WHAT YOU HAVE TO DO. Within the records, which lines hold the string "this"? Report each one by copying it.

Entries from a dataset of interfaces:
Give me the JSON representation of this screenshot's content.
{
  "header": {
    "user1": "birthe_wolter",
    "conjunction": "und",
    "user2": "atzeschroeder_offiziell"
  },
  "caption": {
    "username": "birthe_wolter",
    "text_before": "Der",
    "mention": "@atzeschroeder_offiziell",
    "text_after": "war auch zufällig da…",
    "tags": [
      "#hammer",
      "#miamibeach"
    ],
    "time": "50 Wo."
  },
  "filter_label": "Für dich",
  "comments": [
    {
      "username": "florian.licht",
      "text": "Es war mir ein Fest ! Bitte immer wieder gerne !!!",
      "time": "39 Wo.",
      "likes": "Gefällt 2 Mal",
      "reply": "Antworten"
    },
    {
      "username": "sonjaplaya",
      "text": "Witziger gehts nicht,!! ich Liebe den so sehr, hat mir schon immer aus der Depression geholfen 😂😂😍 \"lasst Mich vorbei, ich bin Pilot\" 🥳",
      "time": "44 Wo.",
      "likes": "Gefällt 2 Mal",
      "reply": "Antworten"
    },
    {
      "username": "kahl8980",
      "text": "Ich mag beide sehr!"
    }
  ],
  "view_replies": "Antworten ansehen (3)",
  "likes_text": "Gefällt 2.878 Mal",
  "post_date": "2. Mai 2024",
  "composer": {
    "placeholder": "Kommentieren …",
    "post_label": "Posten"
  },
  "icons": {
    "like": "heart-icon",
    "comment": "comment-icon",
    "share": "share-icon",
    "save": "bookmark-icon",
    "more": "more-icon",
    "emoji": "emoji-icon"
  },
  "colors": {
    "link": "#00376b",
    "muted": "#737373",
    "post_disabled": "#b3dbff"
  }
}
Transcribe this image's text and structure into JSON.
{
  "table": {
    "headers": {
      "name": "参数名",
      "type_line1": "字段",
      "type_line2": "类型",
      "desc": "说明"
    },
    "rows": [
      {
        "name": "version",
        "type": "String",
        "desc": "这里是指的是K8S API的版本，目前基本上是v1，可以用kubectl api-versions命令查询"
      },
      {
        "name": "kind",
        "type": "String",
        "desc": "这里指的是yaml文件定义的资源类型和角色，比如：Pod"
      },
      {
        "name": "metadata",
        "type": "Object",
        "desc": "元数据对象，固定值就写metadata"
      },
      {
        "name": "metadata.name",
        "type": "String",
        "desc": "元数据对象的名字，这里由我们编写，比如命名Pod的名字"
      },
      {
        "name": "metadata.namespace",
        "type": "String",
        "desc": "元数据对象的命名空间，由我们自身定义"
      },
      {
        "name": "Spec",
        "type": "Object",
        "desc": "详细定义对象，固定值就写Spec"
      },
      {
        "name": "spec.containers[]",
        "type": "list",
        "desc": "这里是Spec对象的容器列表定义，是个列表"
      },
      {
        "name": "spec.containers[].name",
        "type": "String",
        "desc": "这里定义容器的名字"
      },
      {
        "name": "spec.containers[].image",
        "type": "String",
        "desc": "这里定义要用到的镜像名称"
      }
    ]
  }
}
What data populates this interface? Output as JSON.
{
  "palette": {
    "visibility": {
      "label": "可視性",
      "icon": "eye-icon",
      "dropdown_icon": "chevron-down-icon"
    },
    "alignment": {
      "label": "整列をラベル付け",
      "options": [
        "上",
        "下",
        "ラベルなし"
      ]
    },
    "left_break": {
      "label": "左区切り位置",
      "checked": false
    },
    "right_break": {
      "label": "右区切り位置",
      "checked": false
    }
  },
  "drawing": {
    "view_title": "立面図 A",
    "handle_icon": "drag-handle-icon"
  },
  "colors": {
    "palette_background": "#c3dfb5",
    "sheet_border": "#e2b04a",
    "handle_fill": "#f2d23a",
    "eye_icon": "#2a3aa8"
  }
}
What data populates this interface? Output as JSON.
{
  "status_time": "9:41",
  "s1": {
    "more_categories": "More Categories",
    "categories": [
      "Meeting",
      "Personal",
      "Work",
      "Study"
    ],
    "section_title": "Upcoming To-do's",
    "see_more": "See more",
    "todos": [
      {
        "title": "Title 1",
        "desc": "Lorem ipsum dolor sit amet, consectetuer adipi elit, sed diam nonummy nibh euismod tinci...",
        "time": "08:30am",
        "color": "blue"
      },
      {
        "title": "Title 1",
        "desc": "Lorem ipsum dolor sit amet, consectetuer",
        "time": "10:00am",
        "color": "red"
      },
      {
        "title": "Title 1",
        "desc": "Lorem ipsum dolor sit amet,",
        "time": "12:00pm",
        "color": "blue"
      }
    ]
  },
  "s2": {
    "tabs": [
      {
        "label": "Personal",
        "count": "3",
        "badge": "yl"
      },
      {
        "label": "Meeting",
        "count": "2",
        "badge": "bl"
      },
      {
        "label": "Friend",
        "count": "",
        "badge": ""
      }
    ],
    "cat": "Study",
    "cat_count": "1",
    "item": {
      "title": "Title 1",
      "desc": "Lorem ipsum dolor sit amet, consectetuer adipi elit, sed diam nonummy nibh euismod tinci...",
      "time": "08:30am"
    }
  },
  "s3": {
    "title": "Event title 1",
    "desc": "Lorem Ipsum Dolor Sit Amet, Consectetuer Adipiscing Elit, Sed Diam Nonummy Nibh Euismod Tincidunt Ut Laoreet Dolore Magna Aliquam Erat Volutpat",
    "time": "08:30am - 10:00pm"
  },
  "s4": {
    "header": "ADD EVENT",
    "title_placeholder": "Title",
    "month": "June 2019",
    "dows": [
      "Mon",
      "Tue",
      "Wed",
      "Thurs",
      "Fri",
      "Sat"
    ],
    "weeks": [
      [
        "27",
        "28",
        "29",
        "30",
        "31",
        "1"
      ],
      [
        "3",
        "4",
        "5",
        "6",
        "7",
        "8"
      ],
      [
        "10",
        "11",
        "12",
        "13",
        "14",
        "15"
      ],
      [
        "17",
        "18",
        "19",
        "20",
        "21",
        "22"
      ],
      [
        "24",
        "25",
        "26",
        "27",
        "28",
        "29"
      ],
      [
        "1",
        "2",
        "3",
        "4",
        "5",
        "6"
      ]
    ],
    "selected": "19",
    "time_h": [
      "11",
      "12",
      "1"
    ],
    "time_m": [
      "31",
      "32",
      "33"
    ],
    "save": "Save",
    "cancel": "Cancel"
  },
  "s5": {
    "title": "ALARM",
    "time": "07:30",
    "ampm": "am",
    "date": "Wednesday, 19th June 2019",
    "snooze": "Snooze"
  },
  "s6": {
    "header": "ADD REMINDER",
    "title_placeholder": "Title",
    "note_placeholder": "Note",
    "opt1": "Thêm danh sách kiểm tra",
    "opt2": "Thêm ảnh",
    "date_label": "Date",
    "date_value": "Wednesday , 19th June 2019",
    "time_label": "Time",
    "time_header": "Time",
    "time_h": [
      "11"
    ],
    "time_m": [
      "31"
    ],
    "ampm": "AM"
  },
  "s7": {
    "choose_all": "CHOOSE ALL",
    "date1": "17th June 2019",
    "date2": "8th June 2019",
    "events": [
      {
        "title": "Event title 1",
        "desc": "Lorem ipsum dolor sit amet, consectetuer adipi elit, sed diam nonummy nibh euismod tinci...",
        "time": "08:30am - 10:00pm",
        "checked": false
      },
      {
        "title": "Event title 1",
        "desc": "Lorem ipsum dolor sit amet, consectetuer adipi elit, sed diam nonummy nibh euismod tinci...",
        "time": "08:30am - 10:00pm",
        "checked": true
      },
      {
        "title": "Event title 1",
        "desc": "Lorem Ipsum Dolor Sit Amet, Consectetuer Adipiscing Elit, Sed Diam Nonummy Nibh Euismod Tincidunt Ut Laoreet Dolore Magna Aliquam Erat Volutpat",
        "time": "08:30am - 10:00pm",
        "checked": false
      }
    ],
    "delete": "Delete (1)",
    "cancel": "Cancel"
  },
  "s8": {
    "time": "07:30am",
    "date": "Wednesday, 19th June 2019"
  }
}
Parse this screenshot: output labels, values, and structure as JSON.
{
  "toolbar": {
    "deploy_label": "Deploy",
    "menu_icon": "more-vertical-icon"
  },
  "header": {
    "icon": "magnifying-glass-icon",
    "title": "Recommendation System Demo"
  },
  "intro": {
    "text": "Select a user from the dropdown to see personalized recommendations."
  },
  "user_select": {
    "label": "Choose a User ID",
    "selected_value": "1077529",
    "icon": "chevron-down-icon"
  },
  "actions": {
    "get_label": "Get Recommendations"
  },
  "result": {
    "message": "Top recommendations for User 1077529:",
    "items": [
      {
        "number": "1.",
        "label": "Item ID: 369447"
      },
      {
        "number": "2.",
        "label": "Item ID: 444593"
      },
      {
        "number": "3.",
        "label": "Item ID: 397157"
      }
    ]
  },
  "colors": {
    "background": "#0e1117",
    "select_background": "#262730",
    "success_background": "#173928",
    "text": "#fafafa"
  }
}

REPLY.
Give me the JSON representation of this screenshot's content.
Transcribe this image's text and structure into JSON.
What data populates this interface? Output as JSON.
What data populates this interface? Output as JSON.
Parse this screenshot: output labels, values, and structure as JSON.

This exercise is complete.